Fox's Web strategy aims to appease cable, satellite distributors
Fox Broadcasting has made great headway in getting pay-TV distributors such as Time Warner Cable to cough up so-called retransmission consent fees in return for carrying its programming.
Now it's payback time.
The announcement from Fox on Tuesday that it would require consumers to prove they have a subscription with a multichannel video programming distributor (MVPD) -- what we used to call cable operators -- is being done primarily to appease the folks who own the wires that pipe programming into homes. The first big MVPD to sign on with Fox is Dish Network, the satellite broadcaster with 14.2 million subscribers.
In years past, broadcasters such as Fox were not able to get cold, hard cash from distributors. Instead, they launched new cable channels and got paid for them instead. Now with Fox, CBS, ABC and NBC desperate for new revenue streams and a glut of cable channels making the need for new ones nonexistent, the broadcast networks are finally getting compensated for their content.

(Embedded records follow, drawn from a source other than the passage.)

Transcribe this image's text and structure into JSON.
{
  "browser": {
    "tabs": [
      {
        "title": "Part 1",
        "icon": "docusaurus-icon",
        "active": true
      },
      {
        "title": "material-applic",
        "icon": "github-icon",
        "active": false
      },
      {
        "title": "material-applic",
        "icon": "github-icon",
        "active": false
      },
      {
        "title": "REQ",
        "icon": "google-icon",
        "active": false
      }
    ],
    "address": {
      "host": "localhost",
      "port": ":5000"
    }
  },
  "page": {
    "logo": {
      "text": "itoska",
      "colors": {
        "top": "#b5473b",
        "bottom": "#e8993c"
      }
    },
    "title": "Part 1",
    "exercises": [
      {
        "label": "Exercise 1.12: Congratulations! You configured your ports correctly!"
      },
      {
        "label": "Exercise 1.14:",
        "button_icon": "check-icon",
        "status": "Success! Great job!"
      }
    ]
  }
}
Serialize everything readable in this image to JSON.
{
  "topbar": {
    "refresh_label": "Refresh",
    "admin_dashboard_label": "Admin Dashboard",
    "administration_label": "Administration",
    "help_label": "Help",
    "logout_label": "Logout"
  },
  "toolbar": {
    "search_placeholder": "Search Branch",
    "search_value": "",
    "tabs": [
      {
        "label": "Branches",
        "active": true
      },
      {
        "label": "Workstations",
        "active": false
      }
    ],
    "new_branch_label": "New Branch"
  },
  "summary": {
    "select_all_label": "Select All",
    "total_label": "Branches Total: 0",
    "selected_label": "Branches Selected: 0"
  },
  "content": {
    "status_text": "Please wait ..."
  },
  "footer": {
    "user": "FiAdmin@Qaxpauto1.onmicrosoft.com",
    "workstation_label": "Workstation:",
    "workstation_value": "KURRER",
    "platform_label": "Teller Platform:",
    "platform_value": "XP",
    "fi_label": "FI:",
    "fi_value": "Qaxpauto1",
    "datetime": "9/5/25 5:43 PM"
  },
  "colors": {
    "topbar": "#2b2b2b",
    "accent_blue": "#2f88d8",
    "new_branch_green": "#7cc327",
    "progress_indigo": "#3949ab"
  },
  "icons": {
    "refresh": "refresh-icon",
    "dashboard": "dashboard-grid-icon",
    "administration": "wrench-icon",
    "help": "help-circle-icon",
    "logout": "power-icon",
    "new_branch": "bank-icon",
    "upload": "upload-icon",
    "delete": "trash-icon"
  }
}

If the MVPDs are paying broadcasters, then it is only natural that they won't want those same broadcasters to then put that content on the Web for free. In the case of Fox's new approach, content will stay behind a pay wall for eight days after it airs on the network. After that, it will be available to all. Don't be surprised if ultimately that eight-day window goes away too.
This approach is not very different from the one distributors take with cable networks such as USA or FX, and if broadcasters want to start getting paid the same way cable networks do, then they will have to play by the same rules.
Much has been made about what Fox's strategy says about the future of Hulu, the online video site launched by Fox parent News Corp. along with Walt Disney Co. and NBCUniversal. Hulu used to give everything away for free and now is moving toward a pay model.
Hulu was developed not only to give the entertainment industry an online platform; it was also built to reduce piracy even if it meant giving it away for free.
Like Woody Allen's character in his old movie "Take the Money and Run" who keeps getting his glasses broken by bullies until he finally starts breaking them himself when confronted, the entertainment companies figured if they were going to be pirated anyway, they might as well do it themselves.
It is likely that the other broadcast networks will adopt a similar approach to what Fox is doing. Otherwise, they will have a hard time getting those big retransmission consent fees from distributors.
There is, of course, concern about content that was once free online now being available only to those who pay.
"This development is very unfortunate for consumers and ultimately will be self-destructive for the TV industry," said Gigi Sohn, president of media advocacy group Public Knowledge, who added that the move will invite "consumers to go back to stealing content."
However, there is no law that says content that is paid for on one platform must be free on another.
On top of that, Fox and the other broadcast networks are still available free to consumers who don't subscribe to an MVPD. Just make sure to watch when it is on or you will have to wait a week or so to watch it online. There are worse things in life.
-- Joe Flint